Finance and investment hold the key to achieving low-emissions and resilient societies.
The unsustainable level of global greenhouse gas emissions we are now experiencing resulted from past investment patterns.
There are cleaner alternatives.
One of the Paris Agreement’s core objectives is to make all finance flows consistent with a pathway to low-emissions climate-resilient development.
There has been progress.
Last year, renewables represented more than half of new power capacity globally.
Building on this positive trend demands policy reform, smart concessional financing and the end of perverse incentives.
We will invest 90 trillion dollars in global infrastructure over the next fifteen years. It would not cost much more to ensure that this infrastructure delivers the low-emission resilient economy envisioned in the Paris Agreement.
We got this Agreement – and 2030 Agenda for Sustainable Development – thanks to strong unity of purpose. Now we need to move from aspirations to action.
That includes quickly phasing out fossil fuel subsidies. Right now, these subsidies top 400 billion dollars annually.
In Paris, developed countries collectively reaffirmed their pledge to mobilize 100 billion dollars per year by 2020 to support climate action by developing countries.
This goal is within reach – if we stay focused.
The latest assessment from the UNFCCC Standing Committee on Finance can help mobilize and track climate finance.
The Green Climate Fund is making progress in deploying its initial capital of 10 billion dollars. This will allow the Fund to initiate its replenishment, which needs to be bold.
We also have to strengthen the Global Environment Facility and the Adaptation Fund.
Development banks should continue scaling up their climate-related lending. This concessional financing plays a catalytic role in leveraging larger private sector flows.
But we have to explore more ways to realign investment behaviours and integrate resilience across all aspects of national economic planning.
The adverse impacts of climate change will likely become more pervasive and severe. Vulnerable populations will need more funding to cope.
Financing is central to building resilience.
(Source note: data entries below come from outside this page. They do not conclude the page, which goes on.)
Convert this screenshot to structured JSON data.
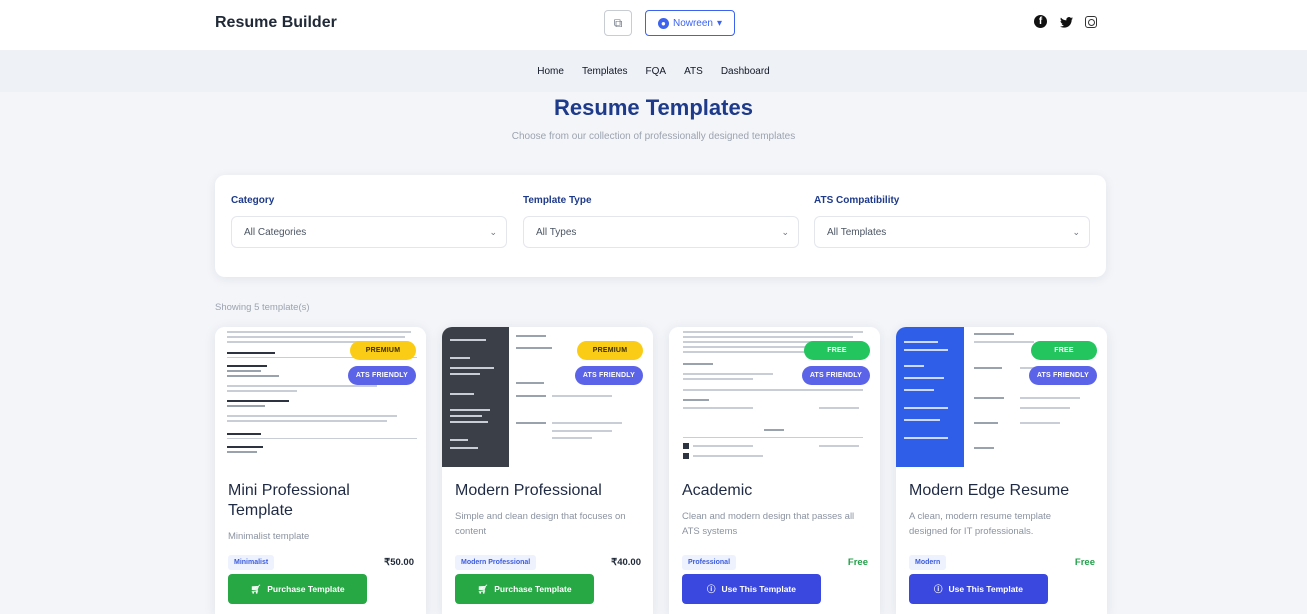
{
  "header": {
    "brand": "Resume Builder",
    "copy_icon": "copy-icon",
    "user_label": "Nowreen",
    "user_icon": "user-icon",
    "socials": [
      "facebook-icon",
      "twitter-icon",
      "instagram-icon"
    ]
  },
  "nav": [
    "Home",
    "Templates",
    "FQA",
    "ATS",
    "Dashboard"
  ],
  "hero": {
    "title": "Resume Templates",
    "subtitle": "Choose from our collection of professionally designed templates"
  },
  "filters": [
    {
      "label": "Category",
      "value": "All Categories"
    },
    {
      "label": "Template Type",
      "value": "All Types"
    },
    {
      "label": "ATS Compatibility",
      "value": "All Templates"
    }
  ],
  "showing": "Showing 5 template(s)",
  "cards": [
    {
      "title": "Mini Professional Template",
      "desc": "Minimalist template",
      "tag": "Minimalist",
      "price": "₹50.00",
      "tier": "PREMIUM",
      "ats": "ATS FRIENDLY",
      "action": "Purchase Template"
    },
    {
      "title": "Modern Professional",
      "desc": "Simple and clean design that focuses on content",
      "tag": "Modern Professional",
      "price": "₹40.00",
      "tier": "PREMIUM",
      "ats": "ATS FRIENDLY",
      "action": "Purchase Template"
    },
    {
      "title": "Academic",
      "desc": "Clean and modern design that passes all ATS systems",
      "tag": "Professional",
      "price": "Free",
      "tier": "FREE",
      "ats": "ATS FRIENDLY",
      "action": "Use This Template"
    },
    {
      "title": "Modern Edge Resume",
      "desc": "A clean, modern resume template designed for IT professionals.",
      "tag": "Modern",
      "price": "Free",
      "tier": "FREE",
      "ats": "ATS FRIENDLY",
      "action": "Use This Template"
    }
  ],
  "colors": {
    "primary": "#1e3a8a",
    "accent_blue": "#3b48e0",
    "green": "#28a745",
    "premium_yellow": "#facc15",
    "ats_purple": "#5b63e8"
  }
}
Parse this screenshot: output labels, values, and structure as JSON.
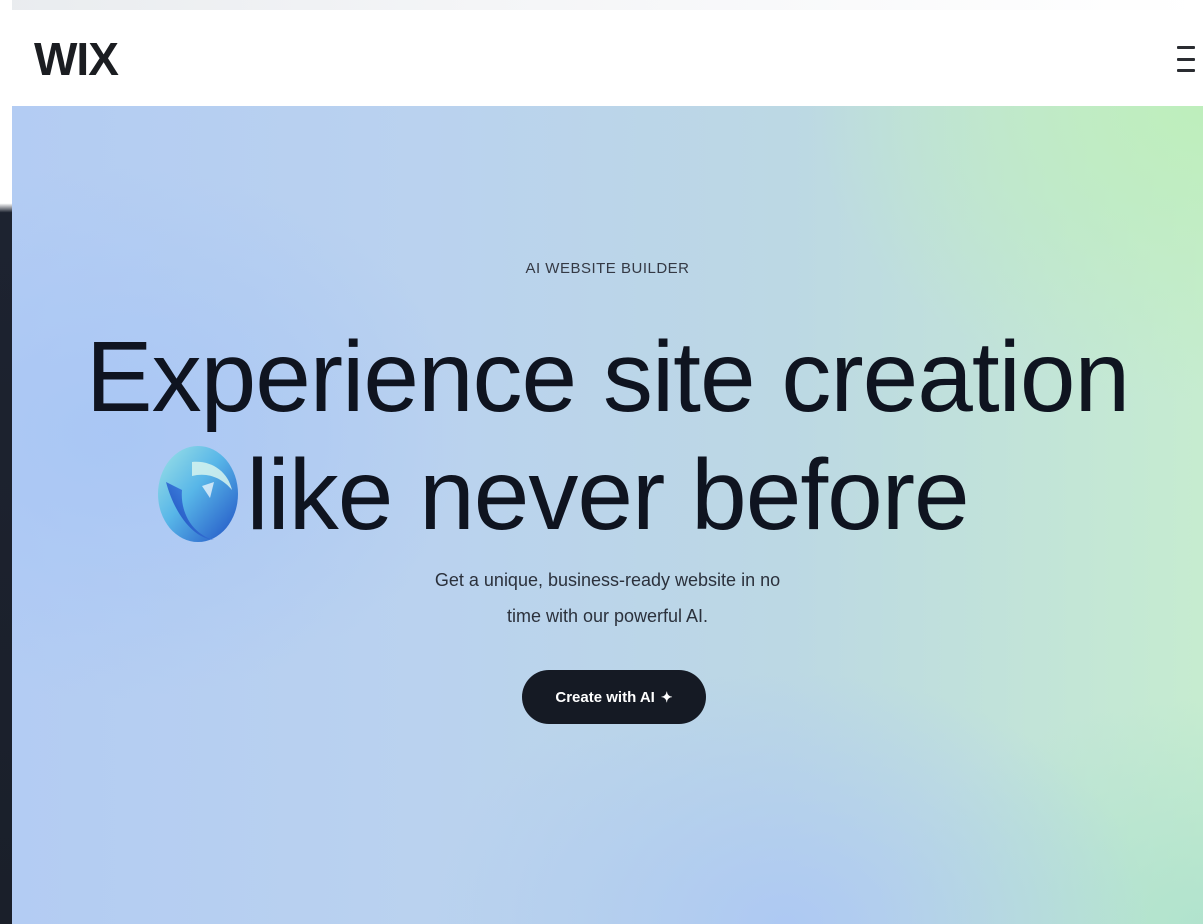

So is available climate risk insurance.
When we invest in resilience now, we can reduce future losses and generate huge dividends.
To strengthen efforts to build climate resilience, I launched the Climate Resilience Initiative, “A2R” – Anticipate, Absorb and Reshape – last year in Paris. It has the goal of redoubling efforts to provide climate risk insurance – in close cooperation with the insurance sector.
We should collectively seek to provide least 400 million people with climate risk insurance coverage. G7 countries have announced important contributions to achieve this. I welcome these.
At the same time, we need to scale up assistance for climate resilient development. Developing countries need better access to climate finance and technology – as well as help to build capacity.
And we need further progress towards a global price on carbon. The true cost of carbon has to be factored into all investment decisions.
Prices, investment portfolios and market indices cannot keep ignoring the health of our planet.
The 2030 Agenda for Sustainable Development and its 17 Sustainable Development Goals provide a masterplan to transform the global economy, bring new opportunities to billions of people, and create a healthier planet.
But results depend on innovative financial solutions, more effective economic governance and new models of cooperation to achieve clean and resilient growth.
When we align investments and policies to achieve a low-emissions, climate resilient future, we open the way to a safer, healthier and more sustainable world for generations to come.
I hope that today’s dialogue will further progress in this direction.